Many people (especially newcomers to Node.js) have a lot of trouble understanding asynchronous programming. Since I like analogies, I’ve come up with the following one to help folks understand the difference between synchronous and asynchronous situations.
Your goal is to buy an outfit: a shirt, a pair of pants*, and a pair of shoes.
You go to the shopping mall. Your first stop is to The Shirt Store. Having found the shirt you like, you go to the cashier, pay for your shirt, and walk out with your shirt. Next, you go to The Pants Store. Again, you pick out a pair of jeans, head to the cashier, pay, and walk out. Finally, you enter The Shoe Store. You grab your pair of shoes, pay for them at the cashier, and walk out. Now that you’ve got your shirt, pants, and shoes, you can go home and party on.
You are at home and are shopping online. You go to TheShirtStore.com, pick your shirt, and pay for it. Then you head to ThePantsStore.com, select your pants, and pay. Finally, you direct your browser to TheShoeStore.com and buy a pair of shoes. Over the course of the next week, your purchases show up via delivery. Your shoes come in first, then your shirt, and then your pants. Now that you’ve got your shirt, pants, and shoes, you can party on! (You don’t need to go home, because you’re probably home already.)
With synchronous programming, each operation is what we call “blocking.” This means that each operation must finish in its entirety before the next operation can start. In the shopping analogy, you can’t buy another piece of clothing until you have acquired the piece of clothing that you have just purchased.
With asynchronous programming, there’s no blocking. The operations start in sequence, but then might finish at different times. In the shopping analogy, you can buy all of your clothes without having any of them in your possession yet. You’re not blocked from making your next purchase, though the (potential) downside is that you can’t necessarily guarantee the order in which your purchases will arrive at your doorstep.
As compared to…
Now let’s talk about callbacks. A callback basically says, “Hey, I’m done!” (ahem: it calls… back.)
When working in an asynchronous environment, you use callbacks to tell a process to only execute the next process once the one that’s currently being completed has finished. It looks like this:

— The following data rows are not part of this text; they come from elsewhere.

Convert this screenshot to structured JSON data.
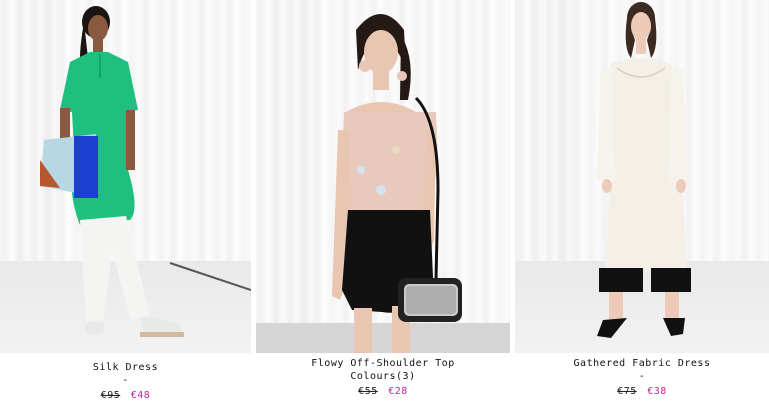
{
  "colors": {
    "sale_price": "#d01f8f"
  },
  "products": [
    {
      "name": "Silk Dress",
      "subtitle": "-",
      "old_price": "€95",
      "new_price": "€48"
    },
    {
      "name": "Flowy Off-Shoulder Top",
      "subtitle": "Colours(3)",
      "old_price": "€55",
      "new_price": "€28"
    },
    {
      "name": "Gathered Fabric Dress",
      "subtitle": "-",
      "old_price": "€75",
      "new_price": "€38"
    }
  ]
}
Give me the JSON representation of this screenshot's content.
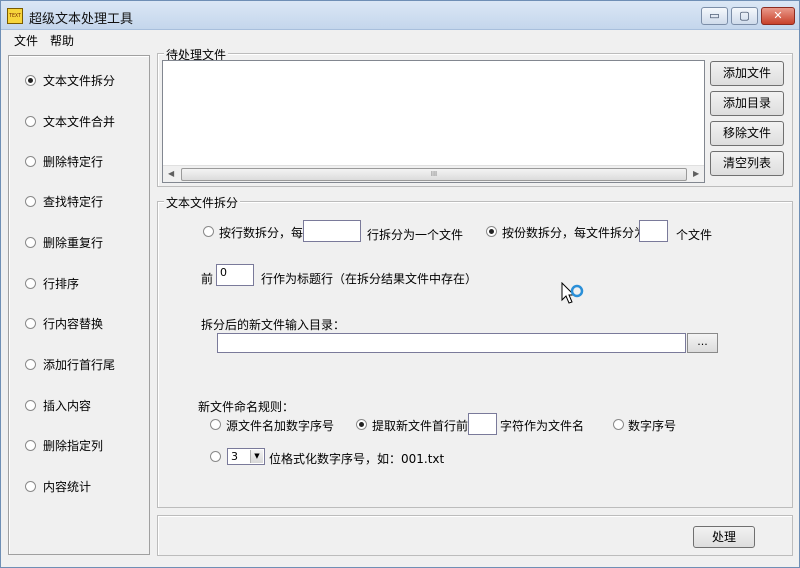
{
  "window": {
    "title": "超级文本处理工具",
    "icon_text": "TEXT",
    "controls": {
      "minimize": "▭",
      "maximize": "▢",
      "close": "✕"
    }
  },
  "menu": {
    "file": "文件",
    "help": "帮助"
  },
  "sidebar": {
    "items": [
      {
        "label": "文本文件拆分",
        "checked": true
      },
      {
        "label": "文本文件合并",
        "checked": false
      },
      {
        "label": "删除特定行",
        "checked": false
      },
      {
        "label": "查找特定行",
        "checked": false
      },
      {
        "label": "删除重复行",
        "checked": false
      },
      {
        "label": "行排序",
        "checked": false
      },
      {
        "label": "行内容替换",
        "checked": false
      },
      {
        "label": "添加行首行尾",
        "checked": false
      },
      {
        "label": "插入内容",
        "checked": false
      },
      {
        "label": "删除指定列",
        "checked": false
      },
      {
        "label": "内容统计",
        "checked": false
      }
    ]
  },
  "file_group": {
    "title": "待处理文件",
    "scroll_thumb_grip": "III",
    "buttons": {
      "add_file": "添加文件",
      "add_dir": "添加目录",
      "remove_file": "移除文件",
      "clear_list": "清空列表"
    }
  },
  "split_group": {
    "title": "文本文件拆分",
    "by_lines": {
      "label_before": "按行数拆分，每",
      "value": "",
      "label_after": "行拆分为一个文件",
      "checked": false
    },
    "by_count": {
      "label_before": "按份数拆分，每文件拆分为",
      "value": "",
      "label_after": "个文件",
      "checked": true
    },
    "header": {
      "label_before": "前",
      "value": "0",
      "label_after": "行作为标题行（在拆分结果文件中存在）"
    },
    "output_dir": {
      "label": "拆分后的新文件输入目录：",
      "value": "",
      "browse": "..."
    },
    "naming": {
      "label": "新文件命名规则：",
      "source_plus_seq": {
        "label": "源文件名加数字序号",
        "checked": false
      },
      "extract_first_line": {
        "label_before": "提取新文件首行前",
        "value": "",
        "label_after": "字符作为文件名",
        "checked": true
      },
      "numeric_seq": {
        "label": "数字序号",
        "checked": false
      },
      "formatted_seq": {
        "value": "3",
        "label": "位格式化数字序号，如：001.txt",
        "checked": false
      }
    }
  },
  "process_button": "处理"
}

This then means that we can write our aysnchronous code like this:
And… that’s it. Tada!
* or trousers, for our pants-mean-underwear readers ;-)